:: EXERCISE PROMPT ::
Below are the entries; determine how many of their lines contain the string "this" and give that figure alone.

Data records for software interfaces
▼▼▼

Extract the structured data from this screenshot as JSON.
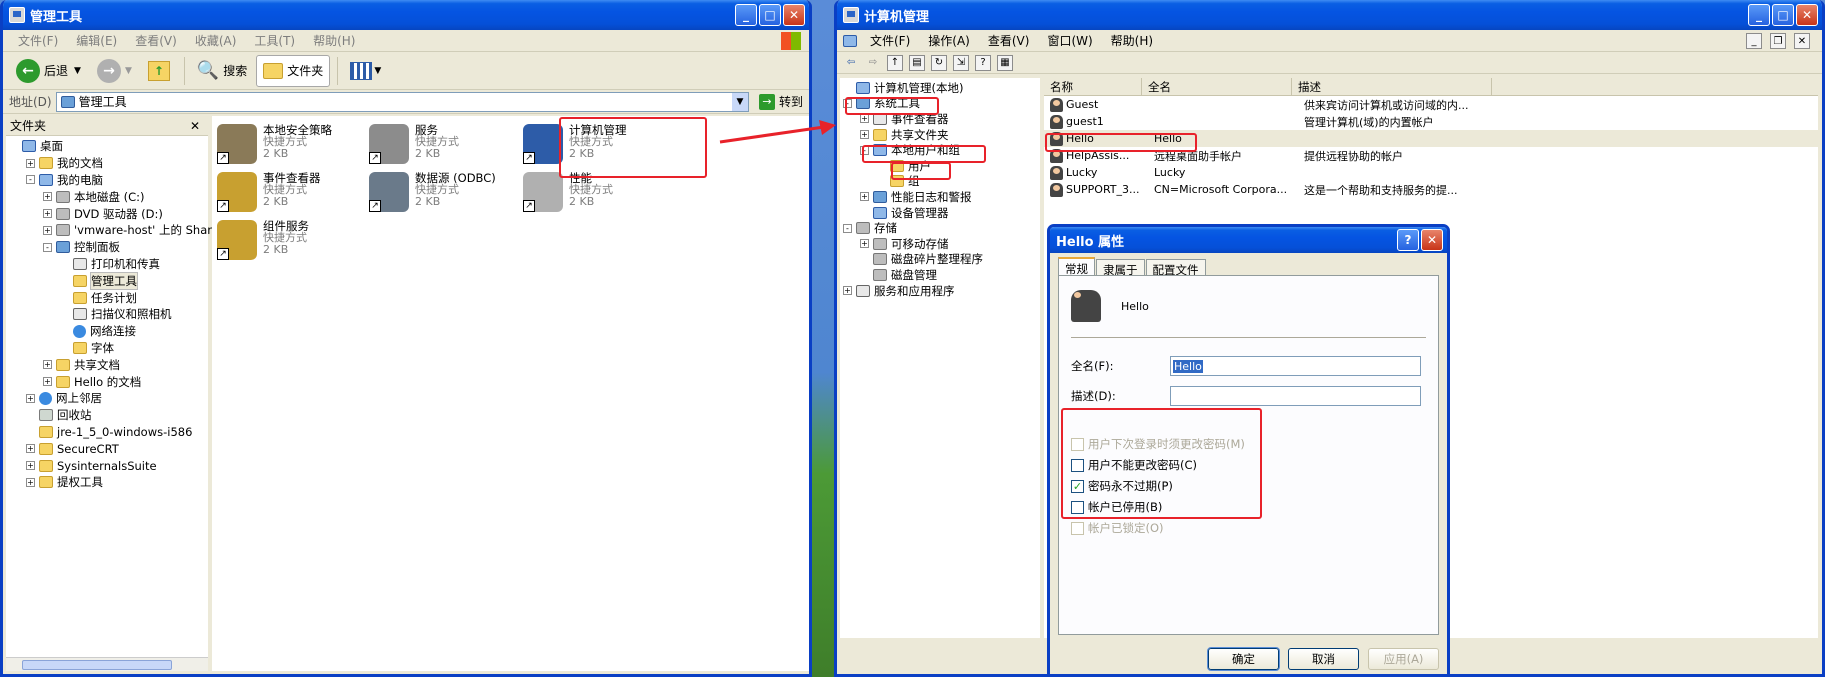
{
  "explorer": {
    "title": "管理工具",
    "menu": [
      "文件(F)",
      "编辑(E)",
      "查看(V)",
      "收藏(A)",
      "工具(T)",
      "帮助(H)"
    ],
    "toolbar": {
      "back": "后退",
      "search": "搜索",
      "folders": "文件夹"
    },
    "address_label": "地址(D)",
    "address_value": "管理工具",
    "go_label": "转到",
    "folders_title": "文件夹",
    "tree": [
      {
        "label": "桌面",
        "indent": 0,
        "exp": "",
        "icon": "desktop"
      },
      {
        "label": "我的文档",
        "indent": 1,
        "exp": "+",
        "icon": "folder"
      },
      {
        "label": "我的电脑",
        "indent": 1,
        "exp": "-",
        "icon": "computer"
      },
      {
        "label": "本地磁盘 (C:)",
        "indent": 2,
        "exp": "+",
        "icon": "drive"
      },
      {
        "label": "DVD 驱动器 (D:)",
        "indent": 2,
        "exp": "+",
        "icon": "drive"
      },
      {
        "label": "'vmware-host' 上的 Shar",
        "indent": 2,
        "exp": "+",
        "icon": "drive"
      },
      {
        "label": "控制面板",
        "indent": 2,
        "exp": "-",
        "icon": "control-panel"
      },
      {
        "label": "打印机和传真",
        "indent": 3,
        "exp": "",
        "icon": "printer"
      },
      {
        "label": "管理工具",
        "indent": 3,
        "exp": "",
        "icon": "folder",
        "selected": true
      },
      {
        "label": "任务计划",
        "indent": 3,
        "exp": "",
        "icon": "folder"
      },
      {
        "label": "扫描仪和照相机",
        "indent": 3,
        "exp": "",
        "icon": "printer"
      },
      {
        "label": "网络连接",
        "indent": 3,
        "exp": "",
        "icon": "globe"
      },
      {
        "label": "字体",
        "indent": 3,
        "exp": "",
        "icon": "folder"
      },
      {
        "label": "共享文档",
        "indent": 2,
        "exp": "+",
        "icon": "folder"
      },
      {
        "label": "Hello 的文档",
        "indent": 2,
        "exp": "+",
        "icon": "folder"
      },
      {
        "label": "网上邻居",
        "indent": 1,
        "exp": "+",
        "icon": "globe"
      },
      {
        "label": "回收站",
        "indent": 1,
        "exp": "",
        "icon": "trash"
      },
      {
        "label": "jre-1_5_0-windows-i586",
        "indent": 1,
        "exp": "",
        "icon": "folder"
      },
      {
        "label": "SecureCRT",
        "indent": 1,
        "exp": "+",
        "icon": "folder"
      },
      {
        "label": "SysinternalsSuite",
        "indent": 1,
        "exp": "+",
        "icon": "folder"
      },
      {
        "label": "提权工具",
        "indent": 1,
        "exp": "+",
        "icon": "folder"
      }
    ],
    "items": [
      {
        "name": "本地安全策略",
        "type": "快捷方式",
        "size": "2 KB",
        "icon": "policy"
      },
      {
        "name": "服务",
        "type": "快捷方式",
        "size": "2 KB",
        "icon": "gears"
      },
      {
        "name": "计算机管理",
        "type": "快捷方式",
        "size": "2 KB",
        "icon": "computer-management"
      },
      {
        "name": "事件查看器",
        "type": "快捷方式",
        "size": "2 KB",
        "icon": "event-viewer"
      },
      {
        "name": "数据源 (ODBC)",
        "type": "快捷方式",
        "size": "2 KB",
        "icon": "database"
      },
      {
        "name": "性能",
        "type": "快捷方式",
        "size": "2 KB",
        "icon": "performance"
      },
      {
        "name": "组件服务",
        "type": "快捷方式",
        "size": "2 KB",
        "icon": "component"
      }
    ]
  },
  "mmc": {
    "title": "计算机管理",
    "menu": [
      "文件(F)",
      "操作(A)",
      "查看(V)",
      "窗口(W)",
      "帮助(H)"
    ],
    "tree": [
      {
        "label": "计算机管理(本地)",
        "indent": 0,
        "exp": "",
        "icon": "computer"
      },
      {
        "label": "系统工具",
        "indent": 0,
        "exp": "-",
        "icon": "tools"
      },
      {
        "label": "事件查看器",
        "indent": 1,
        "exp": "+",
        "icon": "event-viewer"
      },
      {
        "label": "共享文件夹",
        "indent": 1,
        "exp": "+",
        "icon": "folder"
      },
      {
        "label": "本地用户和组",
        "indent": 1,
        "exp": "-",
        "icon": "users"
      },
      {
        "label": "用户",
        "indent": 2,
        "exp": "",
        "icon": "folder"
      },
      {
        "label": "组",
        "indent": 2,
        "exp": "",
        "icon": "folder"
      },
      {
        "label": "性能日志和警报",
        "indent": 1,
        "exp": "+",
        "icon": "performance"
      },
      {
        "label": "设备管理器",
        "indent": 1,
        "exp": "",
        "icon": "computer"
      },
      {
        "label": "存储",
        "indent": 0,
        "exp": "-",
        "icon": "drive"
      },
      {
        "label": "可移动存储",
        "indent": 1,
        "exp": "+",
        "icon": "drive"
      },
      {
        "label": "磁盘碎片整理程序",
        "indent": 1,
        "exp": "",
        "icon": "drive"
      },
      {
        "label": "磁盘管理",
        "indent": 1,
        "exp": "",
        "icon": "drive"
      },
      {
        "label": "服务和应用程序",
        "indent": 0,
        "exp": "+",
        "icon": "gears"
      }
    ],
    "columns": [
      "名称",
      "全名",
      "描述"
    ],
    "users": [
      {
        "name": "Guest",
        "full": "",
        "desc": "供来宾访问计算机或访问域的内..."
      },
      {
        "name": "guest1",
        "full": "",
        "desc": "管理计算机(域)的内置帐户"
      },
      {
        "name": "Hello",
        "full": "Hello",
        "desc": ""
      },
      {
        "name": "HelpAssis...",
        "full": "远程桌面助手帐户",
        "desc": "提供远程协助的帐户"
      },
      {
        "name": "Lucky",
        "full": "Lucky",
        "desc": ""
      },
      {
        "name": "SUPPORT_3...",
        "full": "CN=Microsoft Corpora...",
        "desc": "这是一个帮助和支持服务的提..."
      }
    ]
  },
  "dialog": {
    "title": "Hello 属性",
    "tabs": [
      "常规",
      "隶属于",
      "配置文件"
    ],
    "username": "Hello",
    "fullname_label": "全名(F):",
    "fullname_value": "Hello",
    "desc_label": "描述(D):",
    "desc_value": "",
    "checks": [
      {
        "label": "用户下次登录时须更改密码(M)",
        "checked": false,
        "disabled": true
      },
      {
        "label": "用户不能更改密码(C)",
        "checked": false,
        "disabled": false
      },
      {
        "label": "密码永不过期(P)",
        "checked": true,
        "disabled": false
      },
      {
        "label": "帐户已停用(B)",
        "checked": false,
        "disabled": false
      },
      {
        "label": "帐户已锁定(O)",
        "checked": false,
        "disabled": true
      }
    ],
    "ok": "确定",
    "cancel": "取消",
    "apply": "应用(A)"
  },
  "colors": {
    "annotation": "#e8222a",
    "titlebar": "#0554e2",
    "selection": "#316ac5"
  }
}
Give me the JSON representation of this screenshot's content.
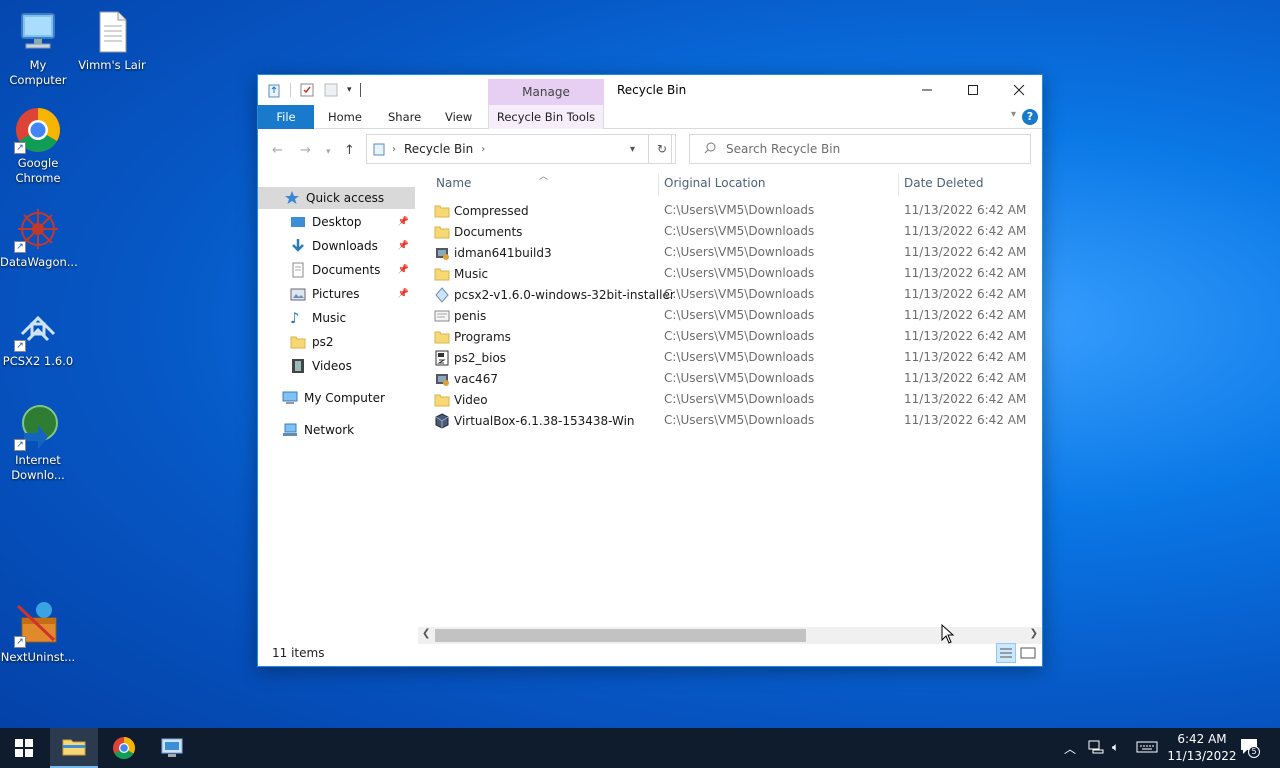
{
  "desktop": {
    "icons": [
      {
        "label": "My Computer"
      },
      {
        "label": "Vimm's Lair"
      },
      {
        "label": "Google Chrome"
      },
      {
        "label": "DataWagon..."
      },
      {
        "label": "PCSX2 1.6.0"
      },
      {
        "label": "Internet Downlo..."
      },
      {
        "label": "NextUninst..."
      }
    ]
  },
  "window": {
    "title": "Recycle Bin",
    "contextual_tab": "Manage",
    "tabs": {
      "file": "File",
      "home": "Home",
      "share": "Share",
      "view": "View",
      "tools": "Recycle Bin Tools"
    },
    "address": {
      "segment": "Recycle Bin"
    },
    "search": {
      "placeholder": "Search Recycle Bin"
    },
    "nav": {
      "quick_access": "Quick access",
      "desktop": "Desktop",
      "downloads": "Downloads",
      "documents": "Documents",
      "pictures": "Pictures",
      "music": "Music",
      "ps2": "ps2",
      "videos": "Videos",
      "my_computer": "My Computer",
      "network": "Network"
    },
    "columns": {
      "name": "Name",
      "location": "Original Location",
      "date": "Date Deleted"
    },
    "files": [
      {
        "name": "Compressed",
        "location": "C:\\Users\\VM5\\Downloads",
        "date": "11/13/2022 6:42 AM",
        "icon": "folder"
      },
      {
        "name": "Documents",
        "location": "C:\\Users\\VM5\\Downloads",
        "date": "11/13/2022 6:42 AM",
        "icon": "folder"
      },
      {
        "name": "idman641build3",
        "location": "C:\\Users\\VM5\\Downloads",
        "date": "11/13/2022 6:42 AM",
        "icon": "installer"
      },
      {
        "name": "Music",
        "location": "C:\\Users\\VM5\\Downloads",
        "date": "11/13/2022 6:42 AM",
        "icon": "folder"
      },
      {
        "name": "pcsx2-v1.6.0-windows-32bit-installer",
        "location": "C:\\Users\\VM5\\Downloads",
        "date": "11/13/2022 6:42 AM",
        "icon": "exe"
      },
      {
        "name": "penis",
        "location": "C:\\Users\\VM5\\Downloads",
        "date": "11/13/2022 6:42 AM",
        "icon": "file"
      },
      {
        "name": "Programs",
        "location": "C:\\Users\\VM5\\Downloads",
        "date": "11/13/2022 6:42 AM",
        "icon": "folder"
      },
      {
        "name": "ps2_bios",
        "location": "C:\\Users\\VM5\\Downloads",
        "date": "11/13/2022 6:42 AM",
        "icon": "zip"
      },
      {
        "name": "vac467",
        "location": "C:\\Users\\VM5\\Downloads",
        "date": "11/13/2022 6:42 AM",
        "icon": "installer"
      },
      {
        "name": "Video",
        "location": "C:\\Users\\VM5\\Downloads",
        "date": "11/13/2022 6:42 AM",
        "icon": "folder"
      },
      {
        "name": "VirtualBox-6.1.38-153438-Win",
        "location": "C:\\Users\\VM5\\Downloads",
        "date": "11/13/2022 6:42 AM",
        "icon": "virtualbox"
      }
    ],
    "status": {
      "count": "11 items"
    }
  },
  "taskbar": {
    "time": "6:42 AM",
    "date": "11/13/2022",
    "notification_count": "5"
  },
  "colors": {
    "accent": "#1979ca",
    "manage_tab": "#e6cff3",
    "taskbar": "#0f1c2e"
  }
}
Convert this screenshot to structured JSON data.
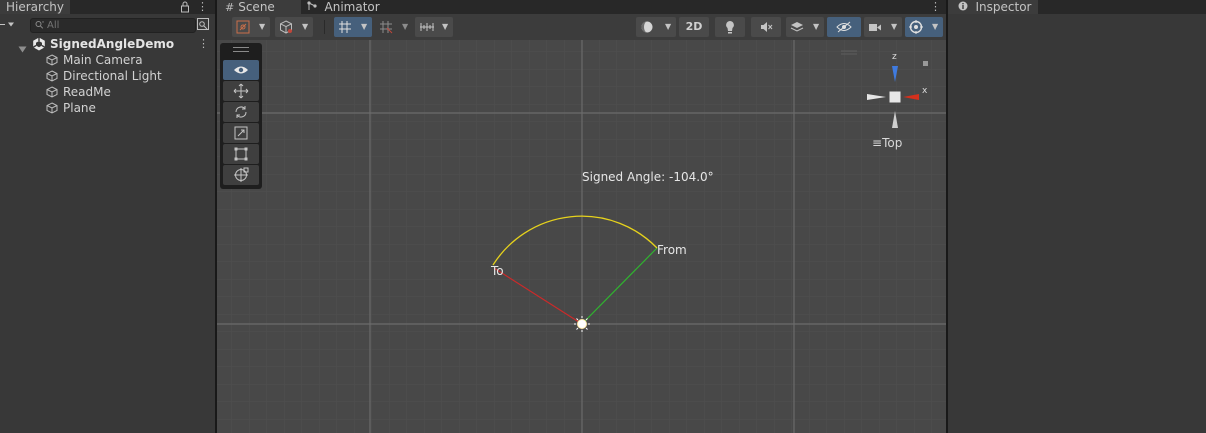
{
  "hierarchy": {
    "tab_label": "Hierarchy",
    "search_placeholder": "All",
    "scene_name": "SignedAngleDemo",
    "items": [
      {
        "label": "Main Camera"
      },
      {
        "label": "Directional Light"
      },
      {
        "label": "ReadMe"
      },
      {
        "label": "Plane"
      }
    ]
  },
  "scene_tabs": [
    {
      "label": "Scene",
      "icon": "grid-icon"
    },
    {
      "label": "Animator",
      "icon": "animator-icon"
    }
  ],
  "toolbar": {
    "mode_2d_label": "2D"
  },
  "viewport": {
    "angle_label": "Signed Angle: -104.0°",
    "from_label": "From",
    "to_label": "To",
    "gizmo": {
      "y_axis_label": "z",
      "x_axis_label": "x",
      "view_label": "Top"
    },
    "colors": {
      "arc": "#e6d21c",
      "to_line": "#cc2a2a",
      "from_line": "#2fb52f",
      "axis_blue": "#3f7be0",
      "axis_red": "#d4301c"
    }
  },
  "inspector": {
    "tab_label": "Inspector"
  }
}
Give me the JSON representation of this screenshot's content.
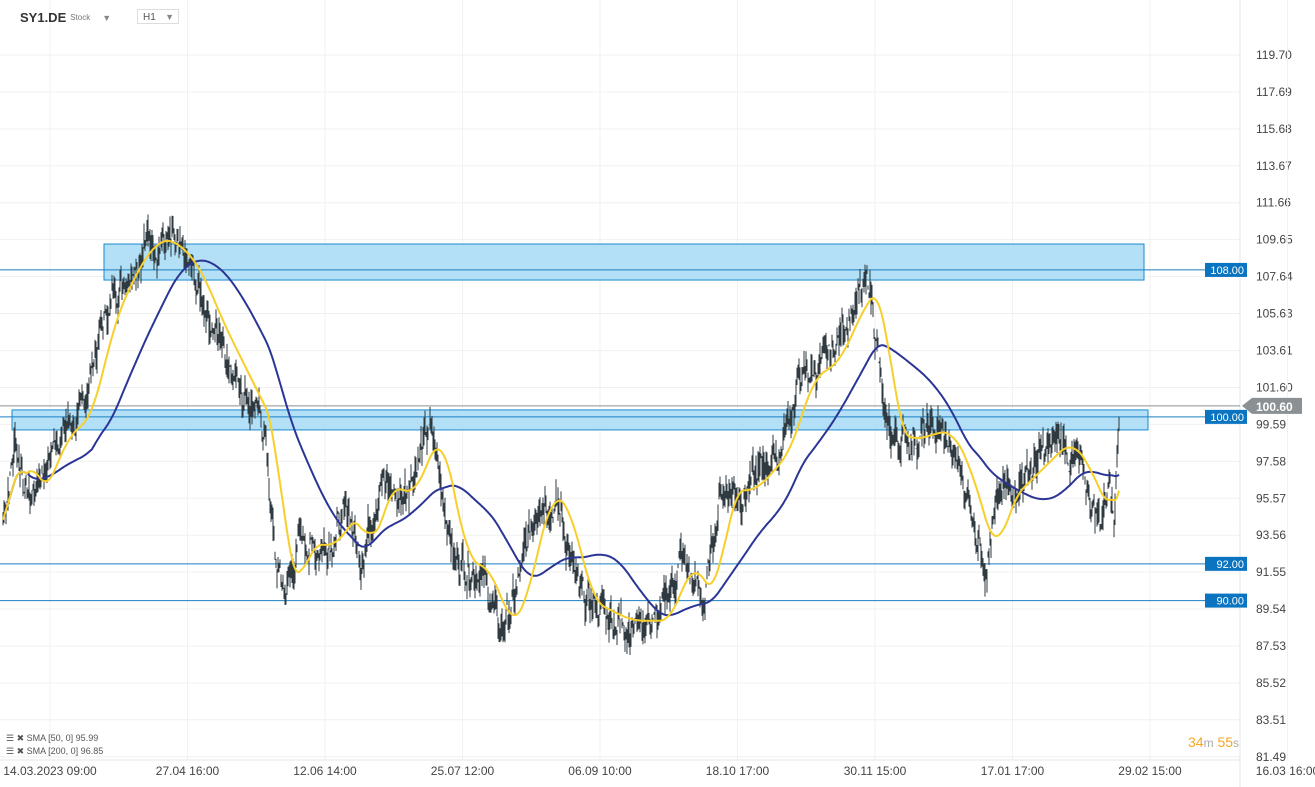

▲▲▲

:: REPLY ::
4